Could you return the whole listing exactly?

TASK INPUT:
☆ ☆ ☆ ☆

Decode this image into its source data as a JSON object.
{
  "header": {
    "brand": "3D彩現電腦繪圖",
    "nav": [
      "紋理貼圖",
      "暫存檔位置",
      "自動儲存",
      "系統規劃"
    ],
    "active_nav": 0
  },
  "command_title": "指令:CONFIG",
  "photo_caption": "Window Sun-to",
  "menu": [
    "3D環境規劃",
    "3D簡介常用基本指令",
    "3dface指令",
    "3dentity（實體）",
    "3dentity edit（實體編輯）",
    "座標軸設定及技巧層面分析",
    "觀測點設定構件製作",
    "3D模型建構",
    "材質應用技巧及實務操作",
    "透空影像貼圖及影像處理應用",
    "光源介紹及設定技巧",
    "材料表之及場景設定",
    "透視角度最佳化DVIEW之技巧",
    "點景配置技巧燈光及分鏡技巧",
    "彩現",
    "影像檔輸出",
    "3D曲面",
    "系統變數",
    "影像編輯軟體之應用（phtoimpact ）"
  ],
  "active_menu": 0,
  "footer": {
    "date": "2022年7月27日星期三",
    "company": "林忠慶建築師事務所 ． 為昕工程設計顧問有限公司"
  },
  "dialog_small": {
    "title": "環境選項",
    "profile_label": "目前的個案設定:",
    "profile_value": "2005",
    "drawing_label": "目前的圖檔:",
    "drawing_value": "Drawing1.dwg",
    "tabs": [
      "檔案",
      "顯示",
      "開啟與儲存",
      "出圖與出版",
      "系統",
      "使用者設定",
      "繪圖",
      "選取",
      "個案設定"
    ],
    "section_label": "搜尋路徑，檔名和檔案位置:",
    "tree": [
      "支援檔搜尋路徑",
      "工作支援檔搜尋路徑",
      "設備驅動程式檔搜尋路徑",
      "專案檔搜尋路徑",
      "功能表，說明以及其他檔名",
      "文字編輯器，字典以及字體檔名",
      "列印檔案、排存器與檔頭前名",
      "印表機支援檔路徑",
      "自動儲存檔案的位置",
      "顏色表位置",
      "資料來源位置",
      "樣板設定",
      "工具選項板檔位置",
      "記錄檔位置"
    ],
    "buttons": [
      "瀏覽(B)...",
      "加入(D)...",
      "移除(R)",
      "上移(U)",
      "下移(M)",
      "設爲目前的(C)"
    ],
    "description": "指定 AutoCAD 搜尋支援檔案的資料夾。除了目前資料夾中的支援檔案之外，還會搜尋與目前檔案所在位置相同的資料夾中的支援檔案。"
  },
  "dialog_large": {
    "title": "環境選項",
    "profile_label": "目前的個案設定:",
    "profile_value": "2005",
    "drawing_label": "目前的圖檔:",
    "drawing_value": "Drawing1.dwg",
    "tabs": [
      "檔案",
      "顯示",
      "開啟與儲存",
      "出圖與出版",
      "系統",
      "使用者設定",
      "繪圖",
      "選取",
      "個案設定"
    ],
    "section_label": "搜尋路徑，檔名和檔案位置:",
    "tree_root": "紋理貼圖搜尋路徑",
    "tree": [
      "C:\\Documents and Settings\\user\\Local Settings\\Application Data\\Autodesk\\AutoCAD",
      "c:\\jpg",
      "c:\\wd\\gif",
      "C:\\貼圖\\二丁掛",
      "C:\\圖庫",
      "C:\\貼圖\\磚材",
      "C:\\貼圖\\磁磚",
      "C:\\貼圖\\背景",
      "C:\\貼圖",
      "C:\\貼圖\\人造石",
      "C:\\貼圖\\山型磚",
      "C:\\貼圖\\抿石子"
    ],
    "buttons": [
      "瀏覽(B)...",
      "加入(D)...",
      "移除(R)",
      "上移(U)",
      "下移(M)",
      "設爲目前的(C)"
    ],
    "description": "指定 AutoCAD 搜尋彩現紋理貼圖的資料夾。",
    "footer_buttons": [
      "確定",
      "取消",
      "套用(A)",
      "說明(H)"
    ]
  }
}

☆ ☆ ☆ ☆

EXERCISE ANSWER:
Decode this image into its source data as a JSON object.
{
  "header": {
    "brand": "3D彩現電腦繪圖",
    "nav": [
      "紋理貼圖",
      "暫存檔位置",
      "自動儲存",
      "系統規劃"
    ],
    "active_nav": 0
  },
  "command_title": "指令:CONFIG",
  "photo_caption": "Window Sun-to",
  "menu": [
    "3D環境規劃",
    "3D簡介常用基本指令",
    "3dface指令",
    "3dentity（實體）",
    "3dentity edit（實體編輯）",
    "座標軸設定及技巧層面分析",
    "觀測點設定構件製作",
    "3D模型建構",
    "材質應用技巧及實務操作",
    "透空影像貼圖及影像處理應用",
    "光源介紹及設定技巧",
    "材料表之及場景設定",
    "透視角度最佳化DVIEW之技巧",
    "點景配置技巧燈光及分鏡技巧",
    "彩現",
    "影像檔輸出",
    "3D曲面",
    "系統變數",
    "影像編輯軟體之應用（phtoimpact ）"
  ],
  "active_menu": 0,
  "footer": {
    "date": "2022年7月27日星期三",
    "company": "林忠慶建築師事務所 ． 為昕工程設計顧問有限公司"
  },
  "dialog_small": {
    "title": "環境選項",
    "profile_label": "目前的個案設定:",
    "profile_value": "2005",
    "drawing_label": "目前的圖檔:",
    "drawing_value": "Drawing1.dwg",
    "tabs": [
      "檔案",
      "顯示",
      "開啟與儲存",
      "出圖與出版",
      "系統",
      "使用者設定",
      "繪圖",
      "選取",
      "個案設定"
    ],
    "section_label": "搜尋路徑，檔名和檔案位置:",
    "tree": [
      "支援檔搜尋路徑",
      "工作支援檔搜尋路徑",
      "設備驅動程式檔搜尋路徑",
      "專案檔搜尋路徑",
      "功能表，說明以及其他檔名",
      "文字編輯器，字典以及字體檔名",
      "列印檔案、排存器與檔頭前名",
      "印表機支援檔路徑",
      "自動儲存檔案的位置",
      "顏色表位置",
      "資料來源位置",
      "樣板設定",
      "工具選項板檔位置",
      "記錄檔位置"
    ],
    "buttons": [
      "瀏覽(B)...",
      "加入(D)...",
      "移除(R)",
      "上移(U)",
      "下移(M)",
      "設爲目前的(C)"
    ],
    "description": "指定 AutoCAD 搜尋支援檔案的資料夾。除了目前資料夾中的支援檔案之外，還會搜尋與目前檔案所在位置相同的資料夾中的支援檔案。"
  },
  "dialog_large": {
    "title": "環境選項",
    "profile_label": "目前的個案設定:",
    "profile_value": "2005",
    "drawing_label": "目前的圖檔:",
    "drawing_value": "Drawing1.dwg",
    "tabs": [
      "檔案",
      "顯示",
      "開啟與儲存",
      "出圖與出版",
      "系統",
      "使用者設定",
      "繪圖",
      "選取",
      "個案設定"
    ],
    "section_label": "搜尋路徑，檔名和檔案位置:",
    "tree_root": "紋理貼圖搜尋路徑",
    "tree": [
      "C:\\Documents and Settings\\user\\Local Settings\\Application Data\\Autodesk\\AutoCAD",
      "c:\\jpg",
      "c:\\wd\\gif",
      "C:\\貼圖\\二丁掛",
      "C:\\圖庫",
      "C:\\貼圖\\磚材",
      "C:\\貼圖\\磁磚",
      "C:\\貼圖\\背景",
      "C:\\貼圖",
      "C:\\貼圖\\人造石",
      "C:\\貼圖\\山型磚",
      "C:\\貼圖\\抿石子"
    ],
    "buttons": [
      "瀏覽(B)...",
      "加入(D)...",
      "移除(R)",
      "上移(U)",
      "下移(M)",
      "設爲目前的(C)"
    ],
    "description": "指定 AutoCAD 搜尋彩現紋理貼圖的資料夾。",
    "footer_buttons": [
      "確定",
      "取消",
      "套用(A)",
      "說明(H)"
    ]
  }
}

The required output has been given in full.